A kind of grainy prurience attends nearly every sequence of footage. The B-roll street scenes are shot according to a familiar sexploitation formula: the self-consciously verité-esque camera singles out a pair of comely hips encased in sexy jeans, lingers lustily, and finally pans up to reveal the whole woman as a hottie. Meanwhile, the authoritative male voiceover — the disembodied Voice of God — masks this sleazy voyeurism with academic gravitas. When he describes Ukraine as Eastern Europe’s ground zero for “beautiful women,” and the visual is a taut young Ukrainian midriff, it is meant to be accepted as scientific fact. After all, although the qualitative differences between the two are few, this is a documentary, not an episode of “Law & Order: Mutilated Women Unit.” But the greasy ease with which the documentarist’s camera violates women who are just walking down the street minding their own beeswax is an invocation of the global accords governing fair use of women: all females are de facto sex objects, and hot girls — shots of women who aren’t Beauty2K-compliant didn’t make the final cut — are vulnerable sex slaves waiting to happen.
I’ve said it before and I’ll say it again: DudeAmerica just can’t resist hot young prostituted Russians!
Sure, the producers are against human trafficking. Who isn’t? But can we please have a film about it that doesn’t parrot asinine patriarchal narratives about helpless damsels and male valor, that doesn’t itself exploit the very women whose exploitation it purports to abhor, that does more than just hint at some vague notion of women’s “poverty” as the reason for human trafficking? The rapists who abuse all the women in this film, where are they? Where’s the outrage over the notion that “the sex trade” is a “multi-billion dollar industry,” not because Ukrainian women are poor, but because the world is full of assholes who will pay to rape them? Just once I’d like to see somebody — anybody — point out that “the sex trade,” i.e. rape slavery, is not a consequence of women’s desperation and a few unscrupulous pimps.
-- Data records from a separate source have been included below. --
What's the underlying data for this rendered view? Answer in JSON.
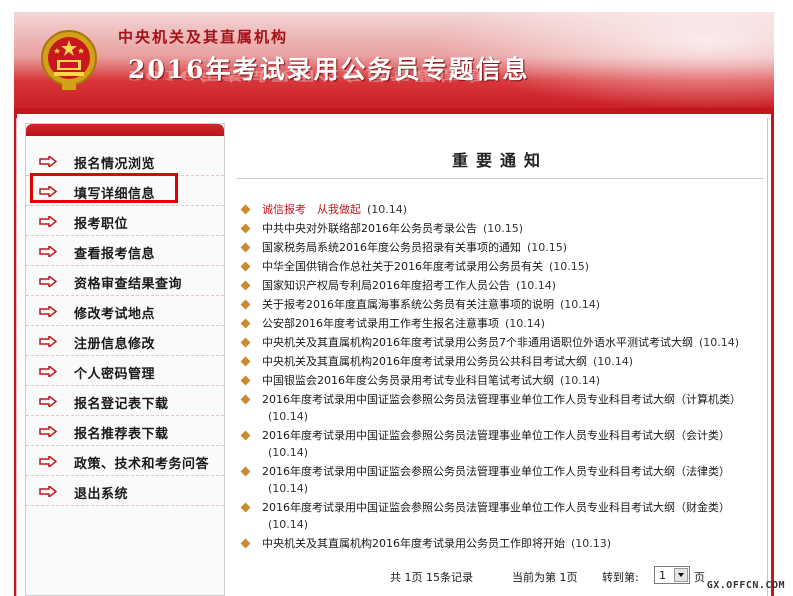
{
  "banner": {
    "subtitle": "中央机关及其直属机构",
    "title": "2016年考试录用公务员专题信息"
  },
  "sidebar": {
    "items": [
      {
        "label": "报名情况浏览"
      },
      {
        "label": "填写详细信息"
      },
      {
        "label": "报考职位"
      },
      {
        "label": "查看报考信息"
      },
      {
        "label": "资格审查结果查询"
      },
      {
        "label": "修改考试地点"
      },
      {
        "label": "注册信息修改"
      },
      {
        "label": "个人密码管理"
      },
      {
        "label": "报名登记表下载"
      },
      {
        "label": "报名推荐表下载"
      },
      {
        "label": "政策、技术和考务问答"
      },
      {
        "label": "退出系统"
      }
    ],
    "highlighted_index": 1
  },
  "main": {
    "title": "重要通知",
    "notices": [
      {
        "title": "诚信报考　从我做起",
        "date": "(10.14)",
        "hot": true
      },
      {
        "title": "中共中央对外联络部2016年公务员考录公告",
        "date": "(10.15)"
      },
      {
        "title": "国家税务局系统2016年度公务员招录有关事项的通知",
        "date": "(10.15)"
      },
      {
        "title": "中华全国供销合作总社关于2016年度考试录用公务员有关",
        "date": "(10.15)"
      },
      {
        "title": "国家知识产权局专利局2016年度招考工作人员公告",
        "date": "(10.14)"
      },
      {
        "title": "关于报考2016年度直属海事系统公务员有关注意事项的说明",
        "date": "(10.14)"
      },
      {
        "title": "公安部2016年度考试录用工作考生报名注意事项",
        "date": "(10.14)"
      },
      {
        "title": "中央机关及其直属机构2016年度考试录用公务员7个非通用语职位外语水平测试考试大纲",
        "date": "(10.14)",
        "wrap": true
      },
      {
        "title": "中央机关及其直属机构2016年度考试录用公务员公共科目考试大纲",
        "date": "(10.14)"
      },
      {
        "title": "中国银监会2016年度公务员录用考试专业科目笔试考试大纲",
        "date": "(10.14)"
      },
      {
        "title": "2016年度考试录用中国证监会参照公务员法管理事业单位工作人员专业科目考试大纲（计算机类）",
        "date": "(10.14)",
        "wrap": true
      },
      {
        "title": "2016年度考试录用中国证监会参照公务员法管理事业单位工作人员专业科目考试大纲（会计类）",
        "date": "(10.14)",
        "wrap": true
      },
      {
        "title": "2016年度考试录用中国证监会参照公务员法管理事业单位工作人员专业科目考试大纲（法律类）",
        "date": "(10.14)",
        "wrap": true
      },
      {
        "title": "2016年度考试录用中国证监会参照公务员法管理事业单位工作人员专业科目考试大纲（财金类）",
        "date": "(10.14)",
        "wrap": true
      },
      {
        "title": "中央机关及其直属机构2016年度考试录用公务员工作即将开始",
        "date": "(10.13)"
      }
    ]
  },
  "pager": {
    "total": "共 1页 15条记录",
    "current": "当前为第 1页",
    "goto_label": "转到第:",
    "selected_page": "1",
    "suffix": "页"
  },
  "watermark": "GX.OFFCN.COM",
  "colors": {
    "brand_red": "#c3151c",
    "highlight_red": "#e00000",
    "hot_text": "#c8171d",
    "bullet": "#cc8a2f"
  }
}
It is the consequence of a social order based on the fetishization of dominance.From Twisty at Iblamethepatriarchy.com
4 years ago